[Page and application data records]
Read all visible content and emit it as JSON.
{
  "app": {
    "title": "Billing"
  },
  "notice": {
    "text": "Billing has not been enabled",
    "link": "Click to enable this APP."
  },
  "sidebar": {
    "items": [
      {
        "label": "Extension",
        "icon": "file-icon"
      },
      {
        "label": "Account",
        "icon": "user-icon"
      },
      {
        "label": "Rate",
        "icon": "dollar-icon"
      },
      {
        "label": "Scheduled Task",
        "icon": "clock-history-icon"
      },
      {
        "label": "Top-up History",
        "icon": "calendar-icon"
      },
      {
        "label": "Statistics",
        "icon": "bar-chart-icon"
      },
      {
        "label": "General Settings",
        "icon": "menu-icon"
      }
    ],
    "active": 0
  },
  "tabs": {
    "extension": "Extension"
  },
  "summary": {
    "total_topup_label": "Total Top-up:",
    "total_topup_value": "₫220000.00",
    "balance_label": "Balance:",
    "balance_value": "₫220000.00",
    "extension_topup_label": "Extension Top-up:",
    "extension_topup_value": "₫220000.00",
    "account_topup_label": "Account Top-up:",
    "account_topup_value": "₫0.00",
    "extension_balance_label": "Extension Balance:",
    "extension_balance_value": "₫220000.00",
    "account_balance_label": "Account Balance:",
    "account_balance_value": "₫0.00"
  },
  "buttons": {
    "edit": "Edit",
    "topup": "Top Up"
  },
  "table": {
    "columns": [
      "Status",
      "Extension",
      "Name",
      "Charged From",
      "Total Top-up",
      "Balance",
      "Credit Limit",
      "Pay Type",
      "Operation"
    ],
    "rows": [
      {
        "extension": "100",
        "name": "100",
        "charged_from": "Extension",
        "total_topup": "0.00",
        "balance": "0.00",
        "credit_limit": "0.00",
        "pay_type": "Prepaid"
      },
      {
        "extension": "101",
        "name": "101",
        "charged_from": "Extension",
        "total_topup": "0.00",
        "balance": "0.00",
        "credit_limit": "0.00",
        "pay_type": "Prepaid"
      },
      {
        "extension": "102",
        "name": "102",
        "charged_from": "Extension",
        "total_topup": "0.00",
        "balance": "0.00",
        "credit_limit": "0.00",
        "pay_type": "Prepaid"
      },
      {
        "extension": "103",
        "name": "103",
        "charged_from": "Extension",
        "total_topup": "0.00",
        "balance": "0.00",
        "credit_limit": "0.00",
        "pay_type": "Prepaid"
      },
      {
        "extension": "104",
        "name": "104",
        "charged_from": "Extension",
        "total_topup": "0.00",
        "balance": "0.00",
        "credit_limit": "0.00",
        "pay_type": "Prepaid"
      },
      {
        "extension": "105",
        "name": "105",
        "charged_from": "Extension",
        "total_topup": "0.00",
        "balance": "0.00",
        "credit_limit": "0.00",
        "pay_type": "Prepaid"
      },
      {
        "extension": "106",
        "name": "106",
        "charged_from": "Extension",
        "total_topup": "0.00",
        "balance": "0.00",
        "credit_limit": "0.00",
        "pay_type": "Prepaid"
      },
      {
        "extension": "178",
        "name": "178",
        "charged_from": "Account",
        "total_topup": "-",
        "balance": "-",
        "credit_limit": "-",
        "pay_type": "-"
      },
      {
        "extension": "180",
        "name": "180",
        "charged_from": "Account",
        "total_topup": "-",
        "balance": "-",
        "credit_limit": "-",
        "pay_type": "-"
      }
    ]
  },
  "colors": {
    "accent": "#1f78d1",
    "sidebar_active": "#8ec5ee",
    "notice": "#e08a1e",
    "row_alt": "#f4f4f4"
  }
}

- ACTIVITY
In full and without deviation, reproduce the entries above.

- ANSWER SPACE
Read all visible content and emit it as JSON.
{
  "app": {
    "title": "Billing"
  },
  "notice": {
    "text": "Billing has not been enabled",
    "link": "Click to enable this APP."
  },
  "sidebar": {
    "items": [
      {
        "label": "Extension",
        "icon": "file-icon"
      },
      {
        "label": "Account",
        "icon": "user-icon"
      },
      {
        "label": "Rate",
        "icon": "dollar-icon"
      },
      {
        "label": "Scheduled Task",
        "icon": "clock-history-icon"
      },
      {
        "label": "Top-up History",
        "icon": "calendar-icon"
      },
      {
        "label": "Statistics",
        "icon": "bar-chart-icon"
      },
      {
        "label": "General Settings",
        "icon": "menu-icon"
      }
    ],
    "active": 0
  },
  "tabs": {
    "extension": "Extension"
  },
  "summary": {
    "total_topup_label": "Total Top-up:",
    "total_topup_value": "₫220000.00",
    "balance_label": "Balance:",
    "balance_value": "₫220000.00",
    "extension_topup_label": "Extension Top-up:",
    "extension_topup_value": "₫220000.00",
    "account_topup_label": "Account Top-up:",
    "account_topup_value": "₫0.00",
    "extension_balance_label": "Extension Balance:",
    "extension_balance_value": "₫220000.00",
    "account_balance_label": "Account Balance:",
    "account_balance_value": "₫0.00"
  },
  "buttons": {
    "edit": "Edit",
    "topup": "Top Up"
  },
  "table": {
    "columns": [
      "Status",
      "Extension",
      "Name",
      "Charged From",
      "Total Top-up",
      "Balance",
      "Credit Limit",
      "Pay Type",
      "Operation"
    ],
    "rows": [
      {
        "extension": "100",
        "name": "100",
        "charged_from": "Extension",
        "total_topup": "0.00",
        "balance": "0.00",
        "credit_limit": "0.00",
        "pay_type": "Prepaid"
      },
      {
        "extension": "101",
        "name": "101",
        "charged_from": "Extension",
        "total_topup": "0.00",
        "balance": "0.00",
        "credit_limit": "0.00",
        "pay_type": "Prepaid"
      },
      {
        "extension": "102",
        "name": "102",
        "charged_from": "Extension",
        "total_topup": "0.00",
        "balance": "0.00",
        "credit_limit": "0.00",
        "pay_type": "Prepaid"
      },
      {
        "extension": "103",
        "name": "103",
        "charged_from": "Extension",
        "total_topup": "0.00",
        "balance": "0.00",
        "credit_limit": "0.00",
        "pay_type": "Prepaid"
      },
      {
        "extension": "104",
        "name": "104",
        "charged_from": "Extension",
        "total_topup": "0.00",
        "balance": "0.00",
        "credit_limit": "0.00",
        "pay_type": "Prepaid"
      },
      {
        "extension": "105",
        "name": "105",
        "charged_from": "Extension",
        "total_topup": "0.00",
        "balance": "0.00",
        "credit_limit": "0.00",
        "pay_type": "Prepaid"
      },
      {
        "extension": "106",
        "name": "106",
        "charged_from": "Extension",
        "total_topup": "0.00",
        "balance": "0.00",
        "credit_limit": "0.00",
        "pay_type": "Prepaid"
      },
      {
        "extension": "178",
        "name": "178",
        "charged_from": "Account",
        "total_topup": "-",
        "balance": "-",
        "credit_limit": "-",
        "pay_type": "-"
      },
      {
        "extension": "180",
        "name": "180",
        "charged_from": "Account",
        "total_topup": "-",
        "balance": "-",
        "credit_limit": "-",
        "pay_type": "-"
      }
    ]
  },
  "colors": {
    "accent": "#1f78d1",
    "sidebar_active": "#8ec5ee",
    "notice": "#e08a1e",
    "row_alt": "#f4f4f4"
  }
}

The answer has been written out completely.